## Exercise aim:
The whole listing, from first line to last: copy it exactly.

┄┄┄┄┄┄

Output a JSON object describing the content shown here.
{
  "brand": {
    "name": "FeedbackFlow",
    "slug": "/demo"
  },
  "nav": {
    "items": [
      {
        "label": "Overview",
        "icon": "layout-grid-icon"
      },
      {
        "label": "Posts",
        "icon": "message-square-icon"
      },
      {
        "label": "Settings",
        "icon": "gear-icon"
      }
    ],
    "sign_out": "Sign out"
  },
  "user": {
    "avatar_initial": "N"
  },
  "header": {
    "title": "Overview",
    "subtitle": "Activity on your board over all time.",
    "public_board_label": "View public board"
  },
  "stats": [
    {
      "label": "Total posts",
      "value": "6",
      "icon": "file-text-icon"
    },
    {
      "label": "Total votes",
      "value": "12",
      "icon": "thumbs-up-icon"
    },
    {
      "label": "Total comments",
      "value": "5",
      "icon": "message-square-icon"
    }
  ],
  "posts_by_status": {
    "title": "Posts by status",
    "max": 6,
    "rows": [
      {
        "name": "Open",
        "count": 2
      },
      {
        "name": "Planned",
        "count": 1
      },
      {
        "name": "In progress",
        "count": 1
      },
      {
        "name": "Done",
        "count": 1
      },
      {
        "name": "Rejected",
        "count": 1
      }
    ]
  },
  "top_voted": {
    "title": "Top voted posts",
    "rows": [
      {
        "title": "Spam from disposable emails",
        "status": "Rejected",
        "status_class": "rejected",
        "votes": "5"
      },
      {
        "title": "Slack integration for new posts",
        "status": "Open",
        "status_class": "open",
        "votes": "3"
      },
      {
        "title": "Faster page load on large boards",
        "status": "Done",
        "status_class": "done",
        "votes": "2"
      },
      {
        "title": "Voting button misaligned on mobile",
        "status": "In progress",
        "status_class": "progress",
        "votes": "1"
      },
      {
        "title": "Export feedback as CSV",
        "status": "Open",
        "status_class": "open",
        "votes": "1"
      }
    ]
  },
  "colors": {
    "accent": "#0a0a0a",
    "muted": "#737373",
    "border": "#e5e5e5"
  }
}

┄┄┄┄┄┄

## Exercise answer:
Output a JSON object describing the content shown here.
{
  "brand": {
    "name": "FeedbackFlow",
    "slug": "/demo"
  },
  "nav": {
    "items": [
      {
        "label": "Overview",
        "icon": "layout-grid-icon"
      },
      {
        "label": "Posts",
        "icon": "message-square-icon"
      },
      {
        "label": "Settings",
        "icon": "gear-icon"
      }
    ],
    "sign_out": "Sign out"
  },
  "user": {
    "avatar_initial": "N"
  },
  "header": {
    "title": "Overview",
    "subtitle": "Activity on your board over all time.",
    "public_board_label": "View public board"
  },
  "stats": [
    {
      "label": "Total posts",
      "value": "6",
      "icon": "file-text-icon"
    },
    {
      "label": "Total votes",
      "value": "12",
      "icon": "thumbs-up-icon"
    },
    {
      "label": "Total comments",
      "value": "5",
      "icon": "message-square-icon"
    }
  ],
  "posts_by_status": {
    "title": "Posts by status",
    "max": 6,
    "rows": [
      {
        "name": "Open",
        "count": 2
      },
      {
        "name": "Planned",
        "count": 1
      },
      {
        "name": "In progress",
        "count": 1
      },
      {
        "name": "Done",
        "count": 1
      },
      {
        "name": "Rejected",
        "count": 1
      }
    ]
  },
  "top_voted": {
    "title": "Top voted posts",
    "rows": [
      {
        "title": "Spam from disposable emails",
        "status": "Rejected",
        "status_class": "rejected",
        "votes": "5"
      },
      {
        "title": "Slack integration for new posts",
        "status": "Open",
        "status_class": "open",
        "votes": "3"
      },
      {
        "title": "Faster page load on large boards",
        "status": "Done",
        "status_class": "done",
        "votes": "2"
      },
      {
        "title": "Voting button misaligned on mobile",
        "status": "In progress",
        "status_class": "progress",
        "votes": "1"
      },
      {
        "title": "Export feedback as CSV",
        "status": "Open",
        "status_class": "open",
        "votes": "1"
      }
    ]
  },
  "colors": {
    "accent": "#0a0a0a",
    "muted": "#737373",
    "border": "#e5e5e5"
  }
}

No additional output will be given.